Welcome to Alison’s Alembic! You may have arrived here as a stop on the Tarot Blog Hop from either Ania M's or Karen Sealey's PureBlessed Tarot blog. Or you may have found this through TABI’s Facebook page, or though one of the many wonderful tarot bloggers in the ether... It doesn’t matter – what does matter is that you’re here!
For those of you unfamiliar with Lammas, it’s the festival of the harvest. Also known as Lughnasadh, the cross-quarter fire festival, it’s celebrated on the evening of the 31 July and on the first three days of August (in the northern hemisphere). More specifically, Lammas is the first harvest (usually of grain and fruit – the basic food that sustains us through the winter), when farmers begin to reap the rewards of their hard work. It’s associated with baking bread from that first harvest of grain, but has also been called ‘the festival of gratitude and first seeds’ because the grain is also the seed that becomes next year’s harvest – a reminder of the cycle of life.
Lammas celebrates the alchemy of Water and Fire - we’ve just left the water sign of Cancer and are now in the fire sign of Leo. The sun still carries enough energy to help the crops to ripen, but we need rain as well. Lugh, the Celtic god and Sun King, gives up his power at Lammas, just as the sun starts to wane and lose its power. We too need to give up something of our outer selves as we prepare for the inner journey of the winter. It’s a time for assessment, as well as celebration.
Lugh is associated with both the Sun and the planet Mercury, so our wrangler for this Hop, Joanne Sprott of Cosmic Whispers Tarot, has asked us to give us our take on the Sun or Mercury’s influence in the tarot or an oracle deck. One of the meanings of the name 'Lugh' is 'lightning-flash' and I’m struck (no pun intended) by the fact that 2015 is the International Year of Light. I’m sure this hasn’t escaped Joanne’s notice, as she’s into the astrophysical side of things as well. The UN has designated 2015 as the year to celebrate the achievements of light science, and to raise awareness of optical technologies and how they contribute to all areas of life on earth (www.light2015.org).

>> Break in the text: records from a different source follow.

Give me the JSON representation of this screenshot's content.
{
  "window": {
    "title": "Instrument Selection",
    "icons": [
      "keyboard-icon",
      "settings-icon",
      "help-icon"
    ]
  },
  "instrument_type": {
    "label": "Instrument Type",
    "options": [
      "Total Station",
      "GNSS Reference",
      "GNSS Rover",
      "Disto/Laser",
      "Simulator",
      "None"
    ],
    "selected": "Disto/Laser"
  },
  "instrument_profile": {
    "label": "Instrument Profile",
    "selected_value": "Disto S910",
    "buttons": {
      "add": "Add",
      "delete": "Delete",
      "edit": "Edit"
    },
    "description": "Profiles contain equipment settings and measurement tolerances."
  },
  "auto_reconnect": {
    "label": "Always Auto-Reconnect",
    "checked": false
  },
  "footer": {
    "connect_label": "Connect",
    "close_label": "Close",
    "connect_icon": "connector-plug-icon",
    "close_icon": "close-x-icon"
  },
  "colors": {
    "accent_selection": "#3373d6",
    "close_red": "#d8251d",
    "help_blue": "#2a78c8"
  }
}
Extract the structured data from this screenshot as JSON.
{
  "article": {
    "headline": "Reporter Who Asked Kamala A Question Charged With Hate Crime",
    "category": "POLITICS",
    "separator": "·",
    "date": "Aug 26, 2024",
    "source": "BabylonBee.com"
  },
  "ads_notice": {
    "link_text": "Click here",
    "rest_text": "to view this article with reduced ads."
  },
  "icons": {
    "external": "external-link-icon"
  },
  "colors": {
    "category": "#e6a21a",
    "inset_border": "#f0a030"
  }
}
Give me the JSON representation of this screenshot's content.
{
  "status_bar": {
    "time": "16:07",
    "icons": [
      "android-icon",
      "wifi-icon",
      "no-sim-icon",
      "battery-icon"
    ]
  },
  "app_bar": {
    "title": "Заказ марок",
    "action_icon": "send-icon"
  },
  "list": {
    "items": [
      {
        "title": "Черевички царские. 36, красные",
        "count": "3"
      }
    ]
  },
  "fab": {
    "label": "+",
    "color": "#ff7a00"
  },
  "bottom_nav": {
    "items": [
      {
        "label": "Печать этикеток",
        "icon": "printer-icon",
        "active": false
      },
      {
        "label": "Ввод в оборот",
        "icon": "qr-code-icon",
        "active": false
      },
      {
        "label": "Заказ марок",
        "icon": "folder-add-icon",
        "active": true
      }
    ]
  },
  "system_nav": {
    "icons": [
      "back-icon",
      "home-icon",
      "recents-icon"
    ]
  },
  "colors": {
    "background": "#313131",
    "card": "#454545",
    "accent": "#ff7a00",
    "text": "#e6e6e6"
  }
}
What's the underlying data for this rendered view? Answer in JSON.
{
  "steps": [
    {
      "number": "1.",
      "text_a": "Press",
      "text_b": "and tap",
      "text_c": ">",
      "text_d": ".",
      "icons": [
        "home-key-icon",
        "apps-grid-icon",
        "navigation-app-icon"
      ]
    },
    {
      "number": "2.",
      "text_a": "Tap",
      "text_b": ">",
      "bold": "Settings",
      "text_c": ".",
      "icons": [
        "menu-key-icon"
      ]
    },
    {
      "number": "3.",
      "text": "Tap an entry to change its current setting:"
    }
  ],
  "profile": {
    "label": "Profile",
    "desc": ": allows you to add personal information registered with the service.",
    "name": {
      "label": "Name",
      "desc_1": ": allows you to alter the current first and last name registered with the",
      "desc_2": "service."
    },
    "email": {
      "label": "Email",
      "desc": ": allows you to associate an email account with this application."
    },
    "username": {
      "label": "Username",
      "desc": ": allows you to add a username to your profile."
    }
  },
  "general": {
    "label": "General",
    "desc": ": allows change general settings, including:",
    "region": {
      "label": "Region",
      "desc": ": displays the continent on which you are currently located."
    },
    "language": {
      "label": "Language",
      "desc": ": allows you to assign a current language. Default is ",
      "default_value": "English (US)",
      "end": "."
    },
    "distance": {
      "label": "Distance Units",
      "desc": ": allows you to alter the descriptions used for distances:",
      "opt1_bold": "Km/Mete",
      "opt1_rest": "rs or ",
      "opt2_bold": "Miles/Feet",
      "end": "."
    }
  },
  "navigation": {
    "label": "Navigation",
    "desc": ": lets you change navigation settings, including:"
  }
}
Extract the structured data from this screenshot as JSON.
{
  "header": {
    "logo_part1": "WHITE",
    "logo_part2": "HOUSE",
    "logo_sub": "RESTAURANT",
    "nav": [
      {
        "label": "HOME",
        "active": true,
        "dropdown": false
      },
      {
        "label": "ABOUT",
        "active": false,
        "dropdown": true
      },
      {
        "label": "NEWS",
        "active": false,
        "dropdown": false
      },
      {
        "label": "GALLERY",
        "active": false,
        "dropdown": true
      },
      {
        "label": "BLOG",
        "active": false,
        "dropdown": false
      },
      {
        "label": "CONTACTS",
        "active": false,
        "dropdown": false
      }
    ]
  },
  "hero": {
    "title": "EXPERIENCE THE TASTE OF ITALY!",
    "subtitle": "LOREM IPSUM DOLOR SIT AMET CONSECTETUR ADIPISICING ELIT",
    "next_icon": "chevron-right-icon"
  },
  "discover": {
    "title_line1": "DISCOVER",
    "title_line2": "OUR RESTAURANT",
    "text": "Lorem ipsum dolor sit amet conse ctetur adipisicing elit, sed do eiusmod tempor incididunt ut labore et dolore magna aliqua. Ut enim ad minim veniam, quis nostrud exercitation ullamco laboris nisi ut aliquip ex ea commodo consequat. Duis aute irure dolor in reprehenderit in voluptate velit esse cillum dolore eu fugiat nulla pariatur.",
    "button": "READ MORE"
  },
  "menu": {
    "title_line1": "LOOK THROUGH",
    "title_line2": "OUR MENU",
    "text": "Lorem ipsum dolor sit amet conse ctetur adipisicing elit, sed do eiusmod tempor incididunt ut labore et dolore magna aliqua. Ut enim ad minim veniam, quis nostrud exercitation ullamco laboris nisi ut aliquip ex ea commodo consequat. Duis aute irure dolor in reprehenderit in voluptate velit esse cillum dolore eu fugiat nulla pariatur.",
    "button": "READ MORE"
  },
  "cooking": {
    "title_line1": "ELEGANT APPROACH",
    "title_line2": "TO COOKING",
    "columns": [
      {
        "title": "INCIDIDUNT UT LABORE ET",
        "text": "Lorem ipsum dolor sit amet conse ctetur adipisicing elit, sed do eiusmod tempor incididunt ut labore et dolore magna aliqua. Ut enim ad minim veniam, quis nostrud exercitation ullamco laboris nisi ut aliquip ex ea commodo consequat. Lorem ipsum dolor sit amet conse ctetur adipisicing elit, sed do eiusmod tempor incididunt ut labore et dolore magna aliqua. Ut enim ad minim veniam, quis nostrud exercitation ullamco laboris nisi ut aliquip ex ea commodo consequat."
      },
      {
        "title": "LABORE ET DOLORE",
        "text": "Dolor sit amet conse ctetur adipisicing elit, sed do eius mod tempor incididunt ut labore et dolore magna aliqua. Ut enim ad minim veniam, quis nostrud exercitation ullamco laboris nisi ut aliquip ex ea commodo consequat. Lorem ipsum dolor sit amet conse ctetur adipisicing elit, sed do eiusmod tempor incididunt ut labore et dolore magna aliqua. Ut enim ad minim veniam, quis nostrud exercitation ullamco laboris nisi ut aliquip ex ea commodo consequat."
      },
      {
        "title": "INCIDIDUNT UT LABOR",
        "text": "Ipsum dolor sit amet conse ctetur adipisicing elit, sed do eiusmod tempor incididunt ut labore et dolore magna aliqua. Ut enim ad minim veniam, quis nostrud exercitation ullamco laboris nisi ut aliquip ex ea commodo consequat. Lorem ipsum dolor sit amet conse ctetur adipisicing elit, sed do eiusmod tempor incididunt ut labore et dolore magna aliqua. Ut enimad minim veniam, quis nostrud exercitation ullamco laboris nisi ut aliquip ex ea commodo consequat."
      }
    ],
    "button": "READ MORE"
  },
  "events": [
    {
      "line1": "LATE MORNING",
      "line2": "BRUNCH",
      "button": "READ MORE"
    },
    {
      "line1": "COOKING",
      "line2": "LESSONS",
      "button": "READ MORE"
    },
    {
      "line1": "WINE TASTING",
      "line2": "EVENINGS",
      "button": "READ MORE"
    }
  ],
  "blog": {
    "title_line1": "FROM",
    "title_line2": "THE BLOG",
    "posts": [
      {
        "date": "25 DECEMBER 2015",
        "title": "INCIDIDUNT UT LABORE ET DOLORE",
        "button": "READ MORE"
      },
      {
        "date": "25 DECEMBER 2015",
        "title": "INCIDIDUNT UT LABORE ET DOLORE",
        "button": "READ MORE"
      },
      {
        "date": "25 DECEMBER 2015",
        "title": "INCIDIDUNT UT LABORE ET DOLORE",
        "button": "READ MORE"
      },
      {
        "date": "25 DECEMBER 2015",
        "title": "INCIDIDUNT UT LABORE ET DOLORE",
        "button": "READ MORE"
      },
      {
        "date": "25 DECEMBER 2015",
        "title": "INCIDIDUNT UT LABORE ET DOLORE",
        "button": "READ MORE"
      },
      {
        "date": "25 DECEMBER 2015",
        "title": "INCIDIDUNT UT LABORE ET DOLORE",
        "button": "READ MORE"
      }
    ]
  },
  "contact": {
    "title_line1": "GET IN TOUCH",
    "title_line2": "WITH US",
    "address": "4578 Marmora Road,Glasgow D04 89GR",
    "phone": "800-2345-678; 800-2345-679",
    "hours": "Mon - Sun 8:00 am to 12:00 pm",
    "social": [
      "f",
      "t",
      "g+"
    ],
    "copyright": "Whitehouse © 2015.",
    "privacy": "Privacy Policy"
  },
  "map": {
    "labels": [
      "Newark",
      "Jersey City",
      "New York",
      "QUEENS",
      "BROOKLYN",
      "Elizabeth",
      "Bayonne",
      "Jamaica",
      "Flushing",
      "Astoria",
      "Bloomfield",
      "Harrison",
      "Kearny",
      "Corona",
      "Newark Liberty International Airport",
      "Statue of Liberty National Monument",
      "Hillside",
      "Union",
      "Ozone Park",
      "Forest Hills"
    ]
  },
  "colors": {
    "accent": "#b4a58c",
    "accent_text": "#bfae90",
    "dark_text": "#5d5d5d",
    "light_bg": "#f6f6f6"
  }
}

One of the achievements being celebrated is the 1000th anniversary of Ibn al-Haytham’s work on optics, mathematics, and astronomy.
The more I read about this, the more I kept seeing the Thoth’s version of the Six of Swords in my mind.
|Six of Swords - Thoth Tarot (trimmed)|
Crowley chose the word “science” for this card although he didn’t mean it to be confined to the world of science. The rose in the centre of the card was intended to represent the “secret of scientific truth”– the analytical way of thinking that pushes us away from out-dated ideas and beliefs that are no longer of value, and that allows us to see more clearly new perspectives (Ziegler, 1988).
Crowley drew on the Order of the Golden Dawn’s astrological associations for his deck – no surprise, at least to me then, that the Six of Swords is linked to Mercury in Aquarius. Mercury may be a trickster but he’s also a quick thinker (mercury, the chemical element, is also known as quicksilver), and in Aquarius his ability to analyse quickly, clearly and objectively throws new ‘light’ on the situation. Sometimes it might be a ‘trick of the light’ that helps us to see things differently. As the god of communication (among other things), Mercury helps to spread the new light and to “bring the rose of realization into bloom” (Ziegler, again).
Not unlike what Ibn al-Haytham was trying to do, a thousand years ago, perhaps.
Thank you for stopping off here on your journey through this Lammas Tarot Blog Hop! Please do come back and read some of my other posts.
The next stops on the Tarot Blog Hop are - depending on whether you’re moving backwards or forwards through the list – Ania M’s or Karen Sealey's Pure Blessed Tarot blog . The Master List can be found here.
Thoth Tarot created by Aleister Crowley, illustrated by Lady Frieda Harris, published by US Games Systems, Inc.